WORK TASK: Go through the entries below and collect each line with the string "controller" in it.

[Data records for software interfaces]
-=-=-
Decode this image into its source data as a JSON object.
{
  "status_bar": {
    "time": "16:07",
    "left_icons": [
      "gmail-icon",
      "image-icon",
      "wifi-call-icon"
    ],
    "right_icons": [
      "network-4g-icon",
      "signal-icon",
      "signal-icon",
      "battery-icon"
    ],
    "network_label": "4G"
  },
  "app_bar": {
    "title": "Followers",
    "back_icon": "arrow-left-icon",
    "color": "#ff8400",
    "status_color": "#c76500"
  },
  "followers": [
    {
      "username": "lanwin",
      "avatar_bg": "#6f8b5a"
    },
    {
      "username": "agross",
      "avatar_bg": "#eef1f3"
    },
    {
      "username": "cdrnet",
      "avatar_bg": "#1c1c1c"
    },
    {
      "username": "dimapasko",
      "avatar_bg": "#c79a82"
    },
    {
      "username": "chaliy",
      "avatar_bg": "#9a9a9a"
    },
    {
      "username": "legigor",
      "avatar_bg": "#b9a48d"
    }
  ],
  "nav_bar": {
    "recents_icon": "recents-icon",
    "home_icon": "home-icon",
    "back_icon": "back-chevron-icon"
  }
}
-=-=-
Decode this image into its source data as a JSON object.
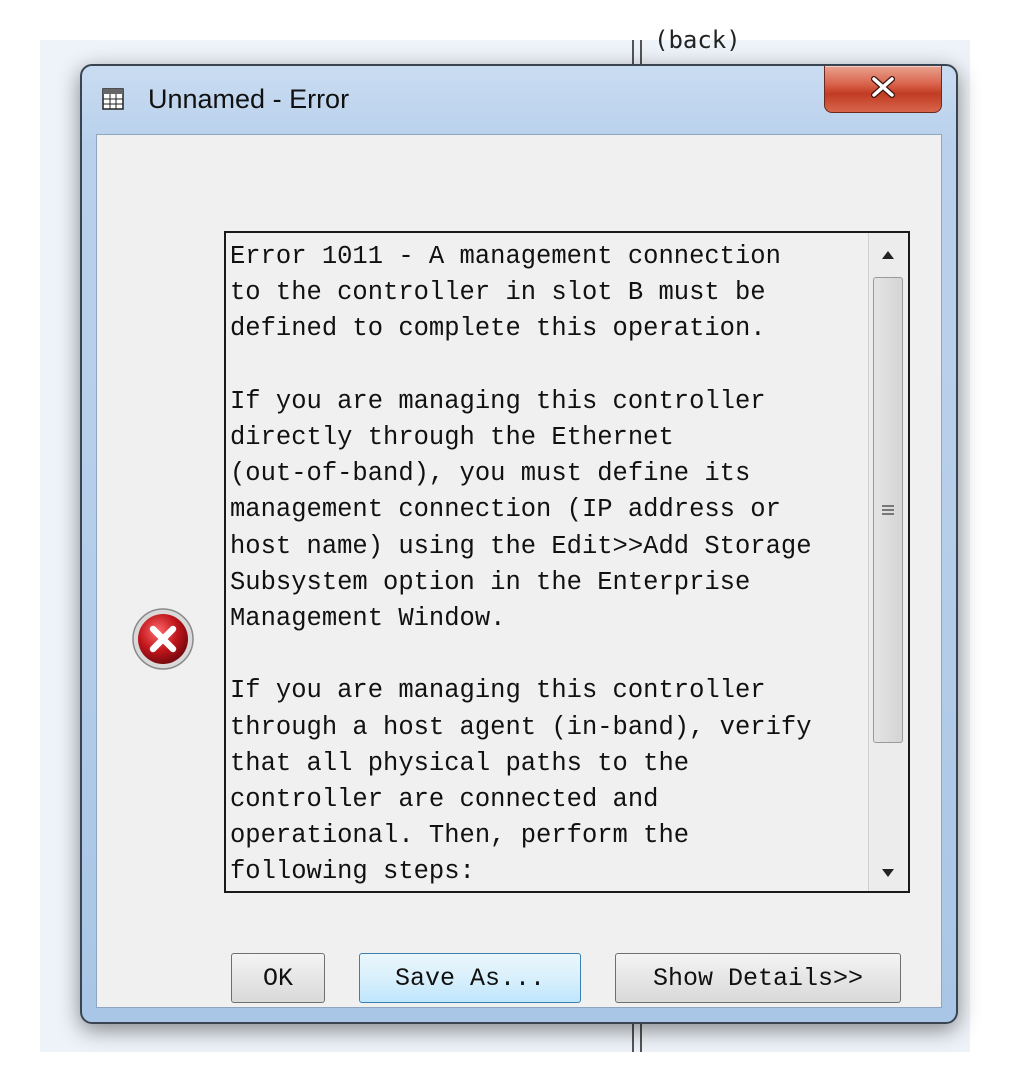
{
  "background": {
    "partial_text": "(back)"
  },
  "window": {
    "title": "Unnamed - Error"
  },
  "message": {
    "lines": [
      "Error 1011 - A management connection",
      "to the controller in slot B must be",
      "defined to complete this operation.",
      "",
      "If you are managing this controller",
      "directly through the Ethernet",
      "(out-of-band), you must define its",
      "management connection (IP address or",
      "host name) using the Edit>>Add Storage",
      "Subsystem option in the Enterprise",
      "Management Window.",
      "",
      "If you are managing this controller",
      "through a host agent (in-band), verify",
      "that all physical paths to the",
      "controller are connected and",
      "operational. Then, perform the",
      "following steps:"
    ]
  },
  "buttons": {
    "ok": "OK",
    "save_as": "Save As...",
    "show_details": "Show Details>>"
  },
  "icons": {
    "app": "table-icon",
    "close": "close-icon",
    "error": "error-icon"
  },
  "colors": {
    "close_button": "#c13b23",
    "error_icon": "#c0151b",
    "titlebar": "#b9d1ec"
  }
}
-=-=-
OUTPUT:
      "to the controller in slot B must be",
      "If you are managing this controller",
      "If you are managing this controller",
      "controller are connected and",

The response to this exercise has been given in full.